▶ **Try it**:
Among the lines below, return each one that contains the word "working".

▶ **Record set**:
*-*-*

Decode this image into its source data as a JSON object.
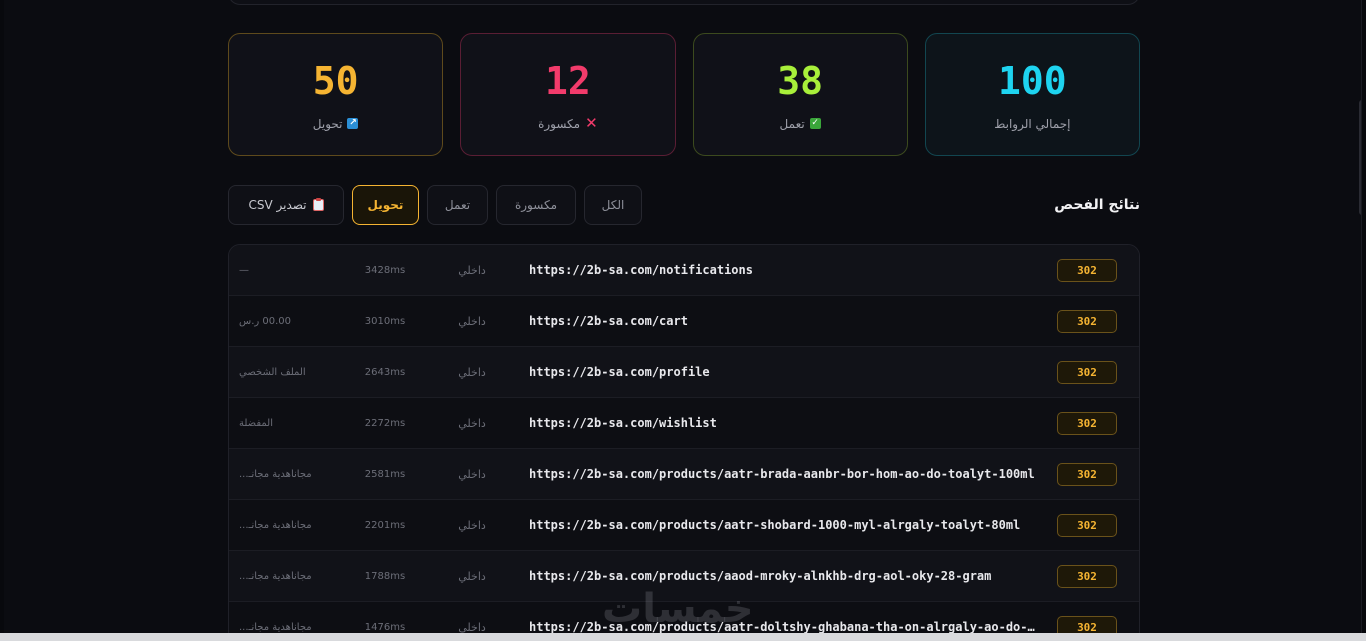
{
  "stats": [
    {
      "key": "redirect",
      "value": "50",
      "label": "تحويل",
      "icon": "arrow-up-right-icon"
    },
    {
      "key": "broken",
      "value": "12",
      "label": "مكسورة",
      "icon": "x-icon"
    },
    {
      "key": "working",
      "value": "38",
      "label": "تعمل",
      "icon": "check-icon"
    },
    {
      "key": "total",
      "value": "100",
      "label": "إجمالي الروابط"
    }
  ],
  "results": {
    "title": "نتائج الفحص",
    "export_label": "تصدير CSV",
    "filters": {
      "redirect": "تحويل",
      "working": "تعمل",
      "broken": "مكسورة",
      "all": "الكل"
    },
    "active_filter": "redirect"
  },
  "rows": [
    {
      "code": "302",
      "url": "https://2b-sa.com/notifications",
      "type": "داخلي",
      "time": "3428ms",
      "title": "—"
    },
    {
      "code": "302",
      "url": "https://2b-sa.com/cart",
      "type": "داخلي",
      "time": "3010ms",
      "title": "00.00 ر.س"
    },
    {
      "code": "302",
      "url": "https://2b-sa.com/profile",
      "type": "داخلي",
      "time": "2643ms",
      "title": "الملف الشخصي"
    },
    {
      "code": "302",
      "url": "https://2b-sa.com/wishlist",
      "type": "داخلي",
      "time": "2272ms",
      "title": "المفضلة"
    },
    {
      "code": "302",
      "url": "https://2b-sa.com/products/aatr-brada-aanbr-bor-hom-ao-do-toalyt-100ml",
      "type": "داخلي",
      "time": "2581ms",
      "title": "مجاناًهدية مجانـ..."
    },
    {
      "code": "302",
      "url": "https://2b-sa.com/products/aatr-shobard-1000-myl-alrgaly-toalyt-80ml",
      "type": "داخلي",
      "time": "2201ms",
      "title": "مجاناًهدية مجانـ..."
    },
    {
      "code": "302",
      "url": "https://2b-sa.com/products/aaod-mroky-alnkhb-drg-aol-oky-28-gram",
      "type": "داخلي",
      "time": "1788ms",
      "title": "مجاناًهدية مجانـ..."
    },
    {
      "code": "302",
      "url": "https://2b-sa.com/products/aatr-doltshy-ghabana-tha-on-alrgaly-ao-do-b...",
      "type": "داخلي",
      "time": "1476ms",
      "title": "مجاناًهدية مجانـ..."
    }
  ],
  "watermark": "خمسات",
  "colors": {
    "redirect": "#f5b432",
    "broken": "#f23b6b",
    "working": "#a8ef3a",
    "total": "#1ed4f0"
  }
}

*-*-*

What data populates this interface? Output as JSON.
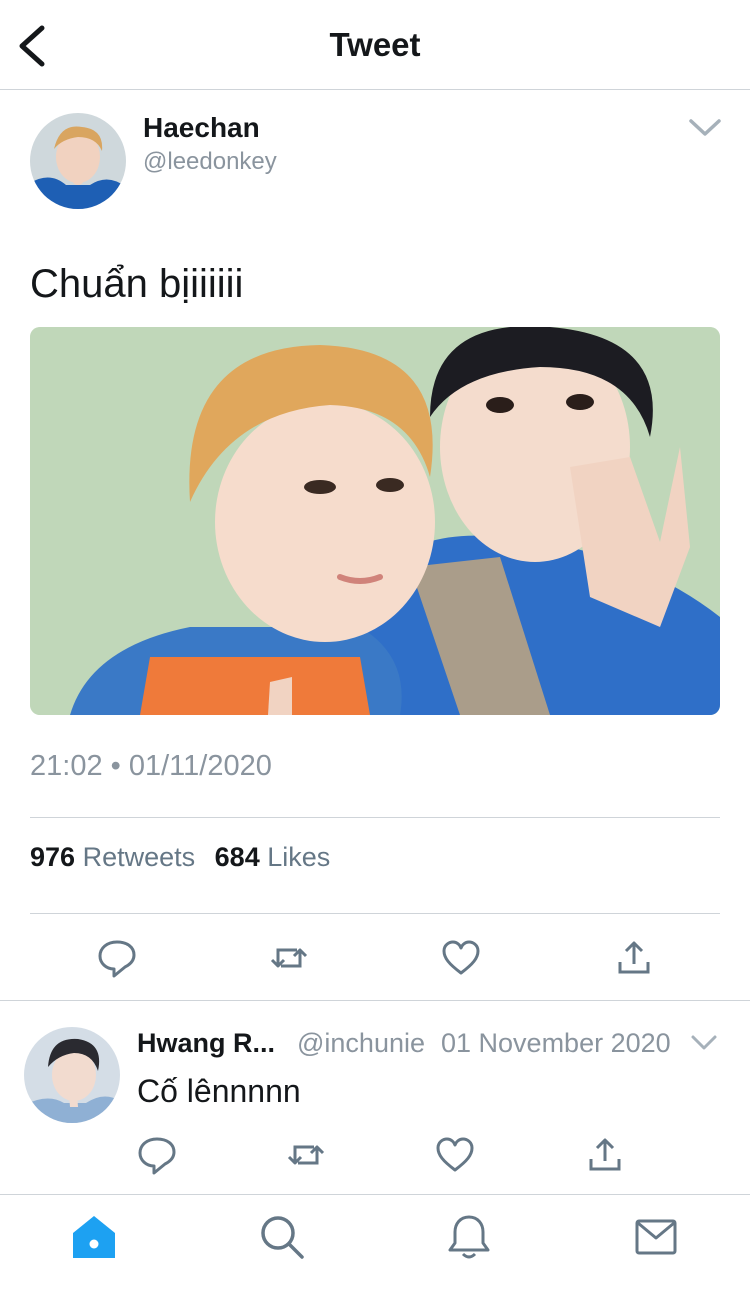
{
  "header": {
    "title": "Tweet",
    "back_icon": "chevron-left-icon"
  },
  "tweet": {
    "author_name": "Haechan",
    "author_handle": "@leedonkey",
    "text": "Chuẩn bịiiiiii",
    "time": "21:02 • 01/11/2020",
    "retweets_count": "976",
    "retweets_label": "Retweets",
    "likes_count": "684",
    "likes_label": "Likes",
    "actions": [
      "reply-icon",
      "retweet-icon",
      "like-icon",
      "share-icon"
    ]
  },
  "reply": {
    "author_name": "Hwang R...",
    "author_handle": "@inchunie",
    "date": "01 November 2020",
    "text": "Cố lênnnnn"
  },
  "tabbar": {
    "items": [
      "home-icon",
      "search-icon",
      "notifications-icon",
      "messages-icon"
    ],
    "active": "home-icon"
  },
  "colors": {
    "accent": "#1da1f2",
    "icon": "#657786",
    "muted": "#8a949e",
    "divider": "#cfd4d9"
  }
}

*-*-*

▶ **Answer area**:
      "key": "working",
      "working": "تعمل",
    "working": "#a8ef3a",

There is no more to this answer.